  • 33.

    Churchill JD, Galvez R, Colcombe S, et al. Exercise, experience and the aging brain Neurobiol Aging 2002; 23 : 941 -55 [PubMed]

  • 34.

    Kim SH, Kim HB, Jang MH, et al. Treadmill exercise increases cell proliferation without altering of apoptosis in dentate gyrus of Sprague-Dawley rats Life Sci 2002; 71 : 1331 -40 [PubMed]

  • 35.

    Van Praag H, Kempermann G, Gage FH. Running increases cell proliferation and neurogenesis in the adult mouse dentate gyrus Nat Neurosci 1999; 2 : 266 -70 [PubMed]

  • 36.

    Eadie BD, Redila VA, Christie BR. Voluntary exercise alters the cytoarchitecture of the adult dentate gyrus by increasing cellular proliferation, dendritic complexity, and spine density J Comp Neurol 2005; 486 : 39 -47 [PubMed]

  • 37.

    Stranahan AM, Khalil D, Gould E. Running induces widespread structural alterations in the hippocampus and entorhinal cortex Hippocampus 2007; 17 : 1017 -22 [PubMed]

  • 38.

    McEwen BS, Sapolsky RM. Stress and cognitive function Curr Opin Neurobiol 1995; 5 : 205 -16 [PubMed]

  • 39.

    Jeong YH, Park CH, Yoo J, et al. Chronic stress accelerates learning and memory impairments and increases amyloid deposition in APPV717I-CT100 transgenic mice, an Alzheimer's disease model FASEB J 2006; 20 : 729 -31 [PubMed]

  • 40.

    Rao BSS, Raju TR. Chronic restraint stress impairs acquisition and retention of spatial memory task in rats Curr Sci 2000; 79 : 1581 -4

  • 41.

    Kim JJ, Diamond DM. The stressed hippocampus, synaptic plasticity and lost memories Nat Rev Neurosci 2002; 3 : 453 -62 [PubMed]

  • 42.

    Mizoguchi K, Yuzurihara M, Ishige A, et al. Chronic stress induces impairment of spatial working memory because of prefrontal dopaminergic dysfunction J Neurosci 2000; 20 : 1568 -74 [PubMed]

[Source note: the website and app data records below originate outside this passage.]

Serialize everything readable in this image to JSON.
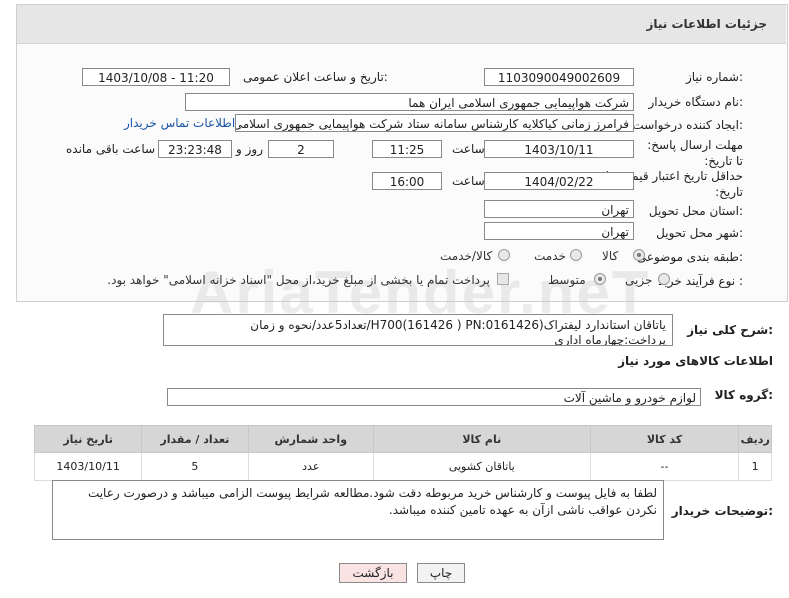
{
  "header": {
    "title": "جزئیات اطلاعات نیاز"
  },
  "fields": {
    "need_number": {
      "label": "شماره نیاز:",
      "value": "1103090049002609"
    },
    "announce_datetime": {
      "label": "تاریخ و ساعت اعلان عمومی:",
      "value": "1403/10/08 - 11:20"
    },
    "buyer_org": {
      "label": "نام دستگاه خریدار:",
      "value": "شرکت هواپیمایی جمهوری اسلامی ایران هما"
    },
    "requester": {
      "label": "ایجاد کننده درخواست:",
      "value": "فرامرز زمانی کیاکلایه کارشناس سامانه ستاد شرکت هواپیمایی جمهوری اسلامی",
      "contact_link": "اطلاعات تماس خریدار"
    },
    "deadline": {
      "label": "مهلت ارسال پاسخ: تا تاریخ:",
      "date": "1403/10/11",
      "time_label": "ساعت",
      "time": "11:25",
      "days": "2",
      "days_label": "روز و",
      "remaining": "23:23:48",
      "remaining_label": "ساعت باقی مانده"
    },
    "validity": {
      "label": "حداقل تاریخ اعتبار قیمت: تا تاریخ:",
      "date": "1404/02/22",
      "time_label": "ساعت",
      "time": "16:00"
    },
    "province": {
      "label": "استان محل تحویل:",
      "value": "تهران"
    },
    "city": {
      "label": "شهر محل تحویل:",
      "value": "تهران"
    },
    "category": {
      "label": "طبقه بندی موضوعی:",
      "options": [
        "کالا",
        "خدمت",
        "کالا/خدمت"
      ]
    },
    "process": {
      "label": "نوع فرآیند خرید :",
      "options": [
        "جزیی",
        "متوسط"
      ],
      "note": "پرداخت تمام یا بخشی از مبلغ خرید،از محل \"اسناد خزانه اسلامی\" خواهد بود."
    }
  },
  "description": {
    "label": "شرح کلی نیاز:",
    "value": "یاتاقان استاندارد لیفتراک(H700(161426 ) PN:0161426/تعداد5عدد/نحوه و زمان پرداخت:چهارماه اداری"
  },
  "goods_section": {
    "title": "اطلاعات کالاهای مورد نیاز"
  },
  "goods_group": {
    "label": "گروه کالا:",
    "value": "لوازم خودرو و ماشین آلات"
  },
  "table": {
    "headers": [
      "ردیف",
      "کد کالا",
      "نام کالا",
      "واحد شمارش",
      "تعداد / مقدار",
      "تاریخ نیاز"
    ],
    "rows": [
      [
        "1",
        "--",
        "یاتاقان کشویی",
        "عدد",
        "5",
        "1403/10/11"
      ]
    ]
  },
  "buyer_notes": {
    "label": "توضیحات خریدار:",
    "value": "لطفا به فایل پیوست و کارشناس خرید مربوطه دقت شود.مطالعه شرایط پیوست الزامی میباشد و درصورت رعایت نکردن عواقب ناشی ازآن به عهده تامین کننده میباشد."
  },
  "buttons": {
    "print": "چاپ",
    "back": "بازگشت"
  },
  "watermark": "AriaTender.neT",
  "colors": {
    "back_button_bg": "#f9e3e3",
    "link": "#1a55a8",
    "header_bg": "#e6e6e6"
  }
}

  • 43.

    Radahmadi M, Shadan F, Karimian SM, et al. Effects of stress on exacerbation of diabetes mellitus, serum glucose and cortisol levels and body weight in rats Pathophysiology 2006; 13 : 51 -5 [PubMed]

  • 44.

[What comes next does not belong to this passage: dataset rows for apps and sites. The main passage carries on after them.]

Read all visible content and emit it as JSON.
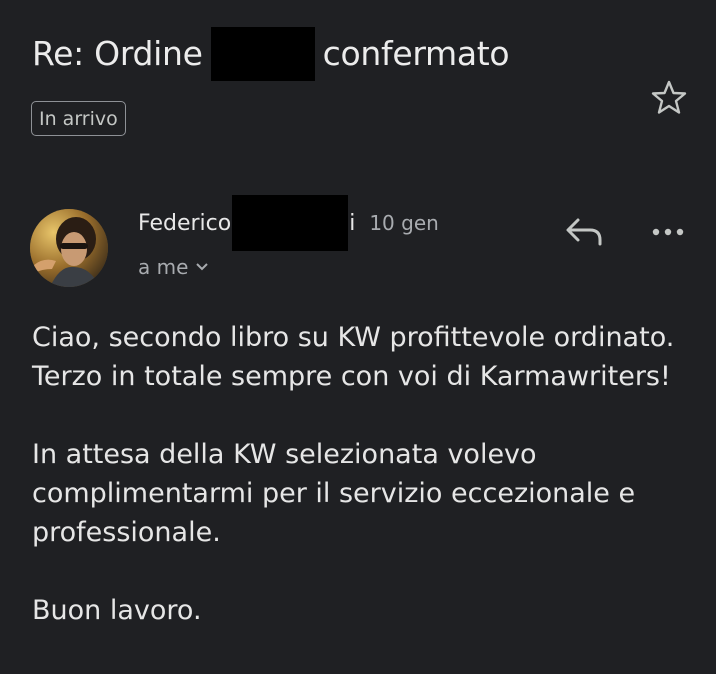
{
  "email": {
    "subject_prefix": "Re: Ordine",
    "subject_suffix": "confermato",
    "label": "In arrivo",
    "sender_name": "Federico",
    "sender_tail": "i",
    "date": "10 gen",
    "recipient": "a me",
    "body": [
      "Ciao, secondo libro su KW profittevole ordinato. Terzo in totale sempre con voi di Karmawriters!",
      "In attesa della KW selezionata volevo complimentarmi per il servizio eccezionale e professionale.",
      "Buon lavoro."
    ]
  },
  "icons": {
    "star": "star-icon",
    "reply": "reply-icon",
    "more": "more-options-icon",
    "expand": "chevron-down-icon"
  },
  "colors": {
    "background": "#1f2023",
    "text": "#e3e3e3",
    "muted": "#a8abaf"
  }
}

    Fontella FU, Siqueira IR, Vasconcellos AP, et al. Repeated restraint stress induces oxidative damage in rat hippocampus Neurochem Res 2005; 30 : 105 -11 [PubMed]

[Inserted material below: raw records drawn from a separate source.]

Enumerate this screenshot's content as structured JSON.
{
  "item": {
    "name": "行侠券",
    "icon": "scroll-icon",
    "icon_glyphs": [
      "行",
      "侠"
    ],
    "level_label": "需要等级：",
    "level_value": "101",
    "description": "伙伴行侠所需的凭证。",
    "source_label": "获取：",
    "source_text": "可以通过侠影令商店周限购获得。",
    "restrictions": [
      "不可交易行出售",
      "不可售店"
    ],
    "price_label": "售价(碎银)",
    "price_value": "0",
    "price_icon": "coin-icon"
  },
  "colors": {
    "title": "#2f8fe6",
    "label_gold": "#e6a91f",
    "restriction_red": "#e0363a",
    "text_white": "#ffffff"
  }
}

  • 45.

    Aksu I, Topcu A, Camsari UM, Acikgoz O. Effect of acute and chronic exercise on oxidant-antioxidant equilibrium in rat hippocampus, prefrontal cortex and striatum Neurosci Lett 2009; 452 : 281 -5 [PubMed]

  • 46.

    Zheng H, Liu Y, Li W, et al. Beneficial effects of exercise and its molecular mechanisms on depression in rats Behav Brain Res 2006; 168 : 47 -55 [PubMed]

  • 47.

    Schulz KH, Meyer A, Langguth N. Exercise and psychological well-being Bundesgesundheitsblatt Gesundheitsforschung Gesundheitsschutz 2012; 55 : 55 -65 [PubMed]

  • 48.

    Starzec JJ, Berger DF, Hesse R. Effects of stress and exercise on plasma corticosterone, plasma cholesterol, and aortic cholesterol levels in rats Psychosom Med 1983; 45 : 219 -26 [PubMed]

  • 49.

    Carro E, Trejo JL, Busiguina S, Torres-Aleman I. Circulating insulin-like growth factor I mediates the protective effects of physical exercise against brain insults of different etiology and anatomy J Neurosci 2001; 21 : 5678 -84 [PubMed]

  • 50.

    Tillerson JL, Caudle WM, Reveron ME, Miller GW. Exercise induces behavioral recovery and attenuates neurochemical deficits in rodent models of Parkinson's disease Neuroscience 2003; 119 : 899 -911 [PubMed]

  • 51.

    Berchtold NC, Castello N, Cotman CW. Exercise and time-dependent benefits to learning and memory Neuroscience 2010; 167 : 588 -97 [PubMed]

  • 52.

    Reisi P, Alaei H, Babri S, et al. Effects of treadmill running on spatial learning and memory in streptozotocin-induced diabetic rats Neurosci Lett 2009; 455 : 79 -83 [PubMed]

  • COMMENTS

    LEAVE A COMMENT HERE: